In 1947, Artaud moved from the psychiatric hospital at Rodez to a sort of halfway house at Ivry-sur-Seine, where he had more mobility and was able to receive visitors. These he drew, in a series of penetrating and quite varied portraits. Rolande Prevel, for example, is given almost a Matisse treatment, Colette Thomas is rendered with a delicacy that amounts to tenderness, while Jacques Prevel seems to have been sawn in two and restitched any old way, Mania Oïfer turned into an owl, Arthur Adamov fashioned from flung mud, with a penis for a nose. (Adamov was the author of PingPong and other plays; the other portrait subjects are mostly unknown to me.) Artaud was clearly an excellent draftsman but, as he notes, “you must look at [the drawings] and see what’s inside.” He also writes that “the human face is an empty force, a field of death,” and that the alignment of form and content has never been farther off than in the contrast between facial features and what lies beneath them. His portraits are so uncompromising they make Picasso’s or Giacometti’s look polite.
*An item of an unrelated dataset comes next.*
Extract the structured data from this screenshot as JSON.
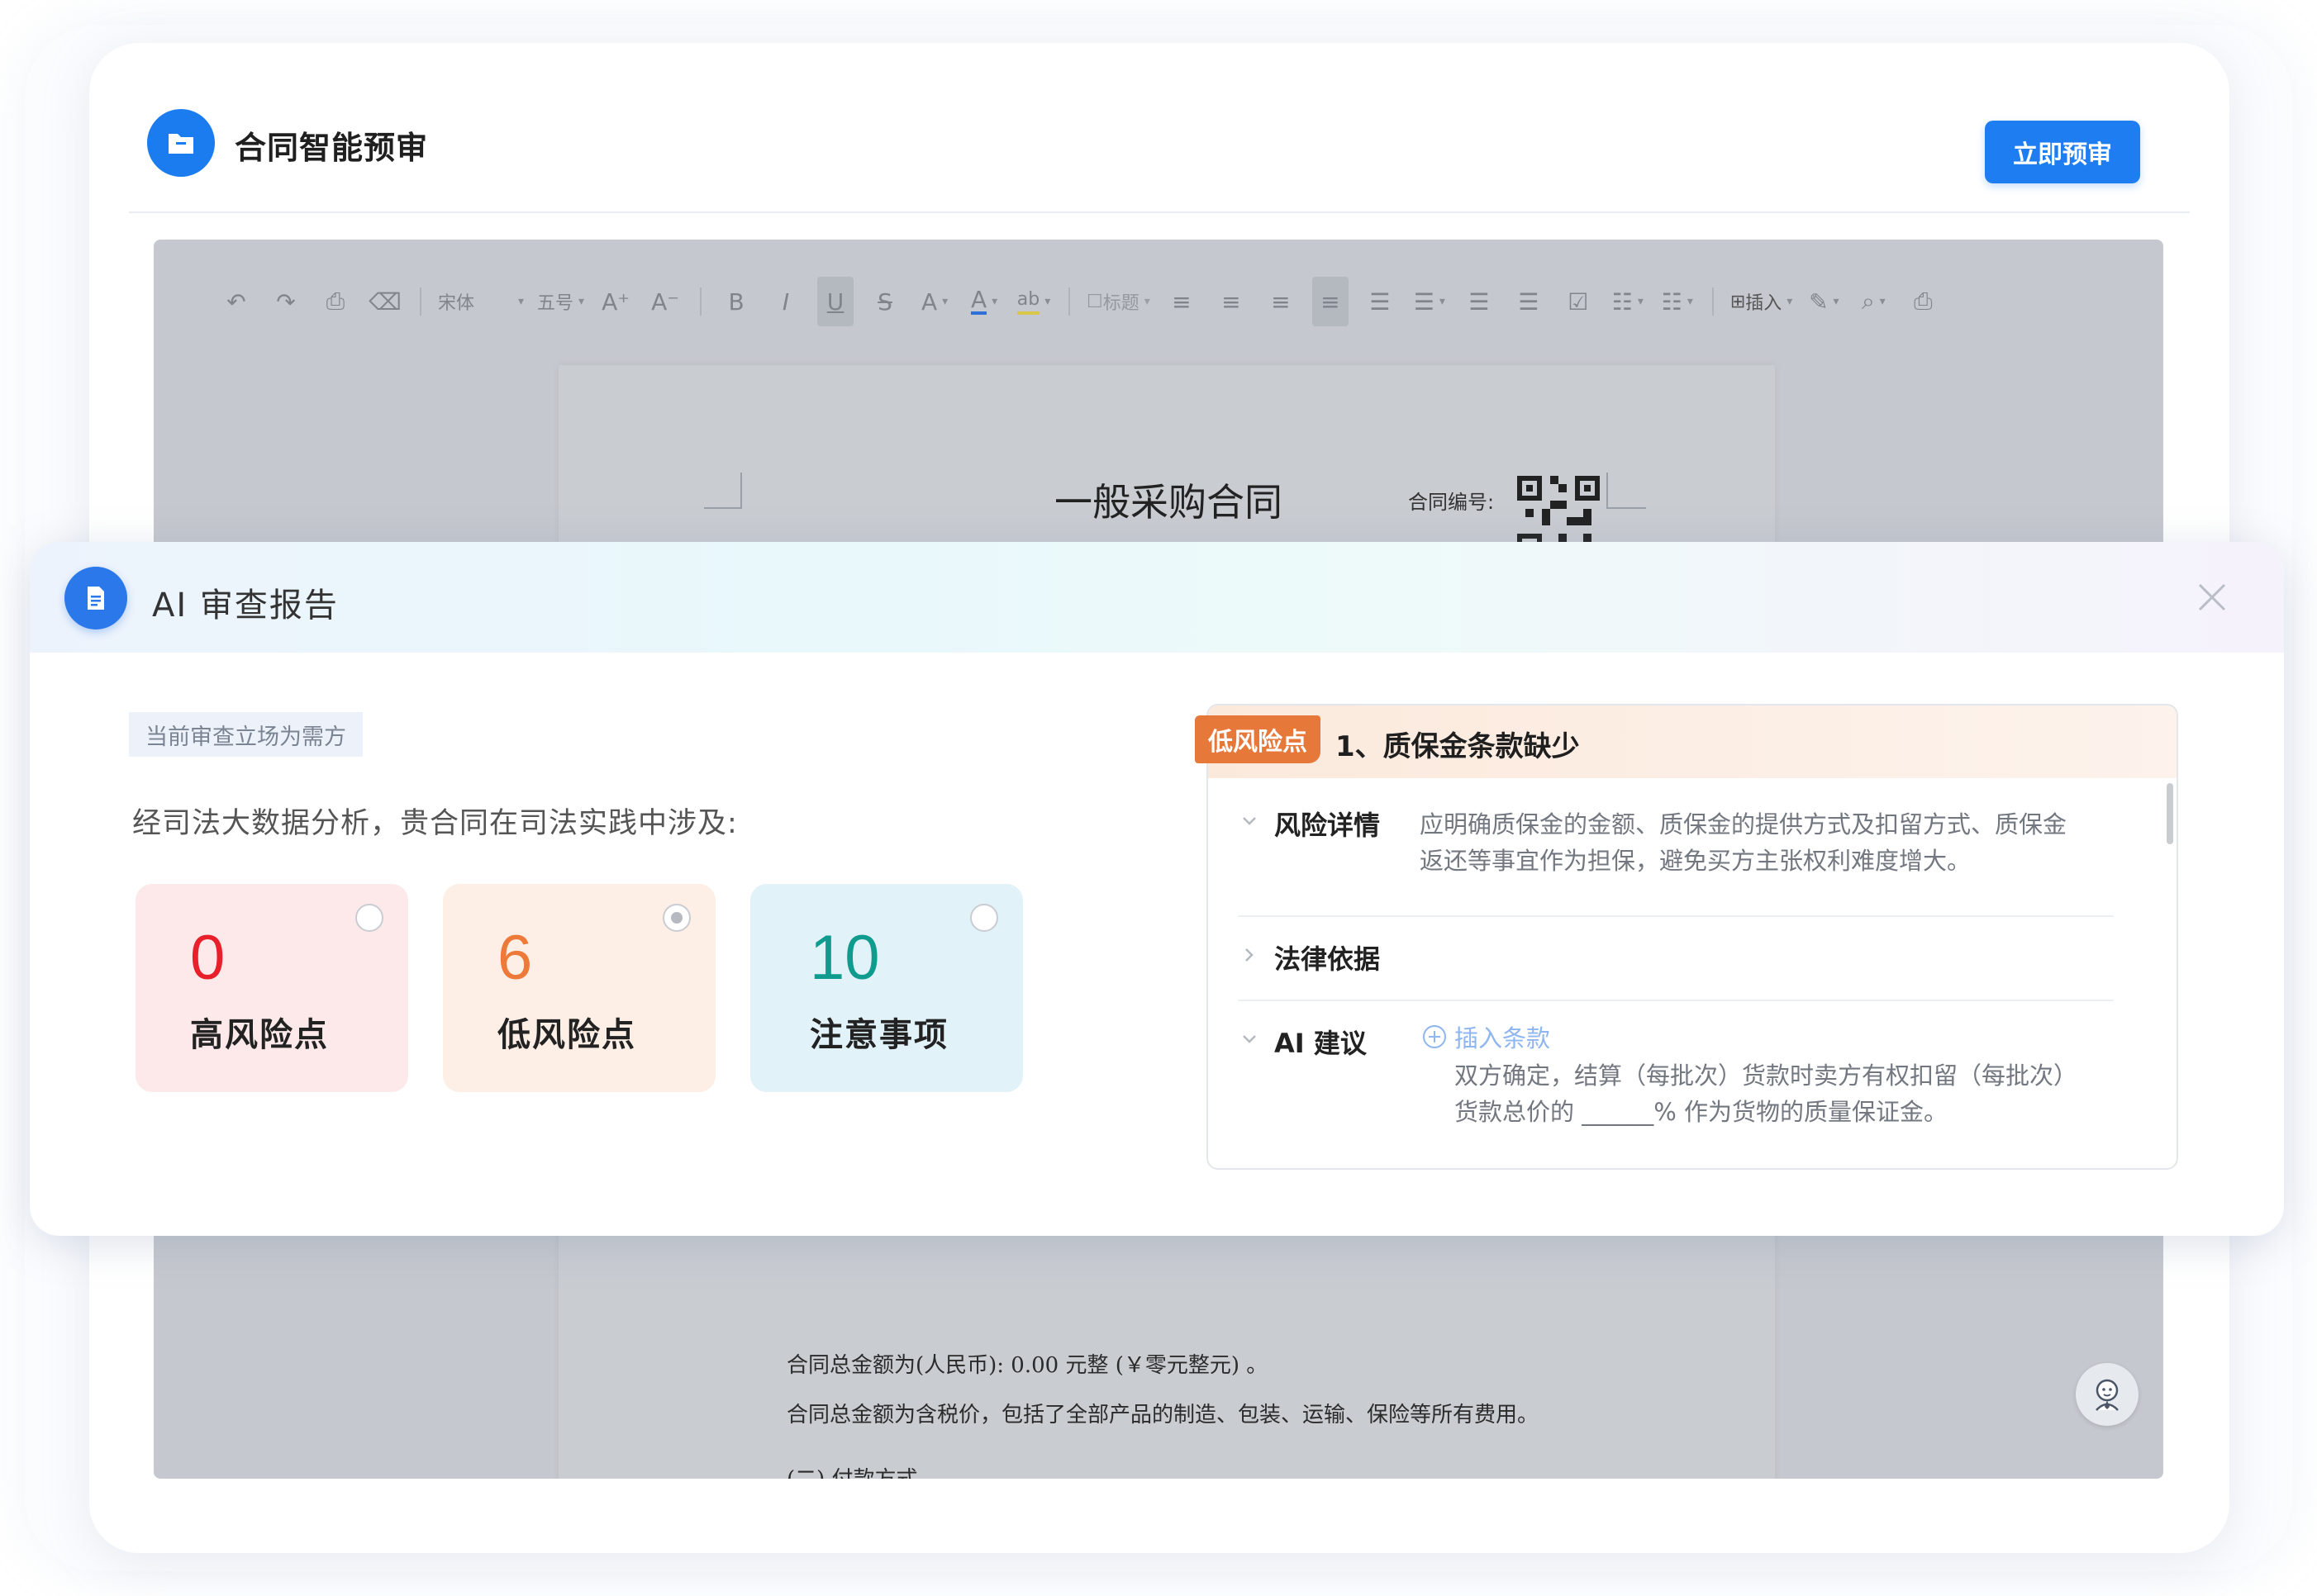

By the end, just before his death from rectal cancer (a grimly appropriate fate for the author of “The Search for Fecality,” in which he asks: “Is god a being? If he is he is one of shit”–shit being, in Artaud’s view, of human essence and the sole alternative to the void), he was beginning to draw complex, heavily laden constructions that look like architecture made from heads–in the very last drawing they are stacked, as in so many totem poles. They are anything but morbid, though; they possess a vivid, throbbing life. These drawings appear to synthesize all the preoccupations of the phases of his previous three years; they fluidly combine the diagrammatic, the near-lyrical, and the excruciating. Here again, Artaud’s ferocity, anguish, and hallucinatory paranoia are matched and joined by his intelligence and paradoxical control.
Artaud may have been mad, but his art is hardly confined to madness. The portraits, in which he used calm observation and academic skill to depict external reality while representing the interior through distortion and paper-tearing physical force, are more troubling than many of the interestingly science-fictional renderings of his visions, for example. His work can no more be dispatched into some rubric like “outsider art” than that of Blake or Hölderlin. Artaud’s art is insidious; its penetration of what we know is so acute, its lucidity so much the equal of its delusion, that deciding where the one leaves off and the other begins can seem merely a measure of our own delusions.